Some leaders of organised labour on Wednesday called on the Federal Government to declare a national emergency in the power sector to enhance production of goods and services in the country.
The labour leaders expressed made the call at the 40th anniversary and the 30th Education Conference of the National Union of Textile, Garment and Tailoring Workers of Nigeria (NUTGTWN) in Lagos.
The conference has as its theme: “NUTGTWN at 40: Repositioning Labour and Industry for the Next 40 Years.”
The General Secretary of NUTGTWN, Issa Aremu, urged the federal government to come up with workable policies to ensure adequate supply of electricity in the country.
According to him, poor electricity supply has contributed to the destruction of industries in Nigeria, which in turn, encourages smuggling.

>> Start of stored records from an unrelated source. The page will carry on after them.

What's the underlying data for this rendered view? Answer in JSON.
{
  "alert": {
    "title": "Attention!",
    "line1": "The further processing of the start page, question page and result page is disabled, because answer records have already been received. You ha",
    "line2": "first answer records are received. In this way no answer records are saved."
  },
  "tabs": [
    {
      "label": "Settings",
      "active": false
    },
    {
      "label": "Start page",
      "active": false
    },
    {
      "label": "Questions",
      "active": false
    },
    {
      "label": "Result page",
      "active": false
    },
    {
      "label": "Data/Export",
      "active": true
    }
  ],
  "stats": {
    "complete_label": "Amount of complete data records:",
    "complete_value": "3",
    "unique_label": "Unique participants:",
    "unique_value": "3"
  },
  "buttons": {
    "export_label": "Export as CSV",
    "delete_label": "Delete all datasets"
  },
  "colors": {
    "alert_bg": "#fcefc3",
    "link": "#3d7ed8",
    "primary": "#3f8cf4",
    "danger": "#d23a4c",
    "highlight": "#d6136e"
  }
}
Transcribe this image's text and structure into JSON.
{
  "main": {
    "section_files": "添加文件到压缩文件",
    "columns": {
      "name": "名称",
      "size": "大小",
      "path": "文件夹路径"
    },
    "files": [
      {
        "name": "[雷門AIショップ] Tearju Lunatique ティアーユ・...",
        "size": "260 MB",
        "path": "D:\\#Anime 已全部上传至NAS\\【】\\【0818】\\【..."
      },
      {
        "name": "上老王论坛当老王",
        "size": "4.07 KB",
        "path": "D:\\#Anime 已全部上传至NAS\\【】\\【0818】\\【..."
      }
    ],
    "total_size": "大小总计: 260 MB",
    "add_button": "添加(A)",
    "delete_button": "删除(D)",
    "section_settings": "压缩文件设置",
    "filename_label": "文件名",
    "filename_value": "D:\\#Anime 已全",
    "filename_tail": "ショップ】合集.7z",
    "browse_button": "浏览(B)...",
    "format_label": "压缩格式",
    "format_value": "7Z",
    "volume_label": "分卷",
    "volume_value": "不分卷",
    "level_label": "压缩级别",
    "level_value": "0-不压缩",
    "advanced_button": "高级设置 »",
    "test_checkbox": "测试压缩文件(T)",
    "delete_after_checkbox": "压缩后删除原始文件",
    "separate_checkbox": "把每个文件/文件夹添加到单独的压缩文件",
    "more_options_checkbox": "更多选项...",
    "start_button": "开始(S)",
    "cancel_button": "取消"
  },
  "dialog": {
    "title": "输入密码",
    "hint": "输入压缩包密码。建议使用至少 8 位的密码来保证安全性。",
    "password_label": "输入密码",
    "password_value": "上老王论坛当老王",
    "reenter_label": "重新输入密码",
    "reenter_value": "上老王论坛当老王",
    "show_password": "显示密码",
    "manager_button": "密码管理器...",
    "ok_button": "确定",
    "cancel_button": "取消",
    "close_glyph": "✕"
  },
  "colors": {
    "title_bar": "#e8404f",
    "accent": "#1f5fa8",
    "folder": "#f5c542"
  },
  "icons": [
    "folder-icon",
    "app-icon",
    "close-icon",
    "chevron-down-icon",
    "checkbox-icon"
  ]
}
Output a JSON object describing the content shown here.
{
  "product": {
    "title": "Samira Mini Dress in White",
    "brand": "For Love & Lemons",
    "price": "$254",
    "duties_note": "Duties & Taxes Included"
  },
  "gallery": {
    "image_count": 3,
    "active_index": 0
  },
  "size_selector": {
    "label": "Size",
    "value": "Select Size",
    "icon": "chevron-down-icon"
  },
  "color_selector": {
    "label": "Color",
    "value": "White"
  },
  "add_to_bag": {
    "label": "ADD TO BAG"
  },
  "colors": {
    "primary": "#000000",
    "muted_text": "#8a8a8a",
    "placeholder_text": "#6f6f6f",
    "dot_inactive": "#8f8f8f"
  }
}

”In 1983, Nigeria became the largest employer in West Africa with over 200 textile companies. But today, many factories have closed with less than 40 in operation.
”Before now, the industry employed more than 500,000 direct workers, but today it has less than 60,000 workers.
“Necessary infrastructure must therefore work at its optimum to revive the textile industry,” he said.
The labour leader said that after the establishment of the country’s first textile company, Kaduna Textile Mill in 1957, other state governments started creating their own companies to boost development.
He called on government to reduce the price of gas to lessen the cost generating electricity they use and encourage closed ones to reopen to enable them to compete with foreign companies.
In a goodwill message, Hassan Sumonu, former President of the NLC, said it would be difficult for the country to industrialise if it continued to produce only about 7000 megawatts of electricity.
Sumonu urged political leaders to be more nationalistic and strive to develop the country, pointing out that it was blessed with both human and natural resources.
Also, Segun Oshinowo, Director General, Nigeria Employers’ Consultative Association (NECA), said that it was only good governance that could address poverty in Nigeria, and not collective bargaining.
Oshinowo said that employers alone would not tackle economic challenges without good governance that would help rebuild industries and reduce poverty level.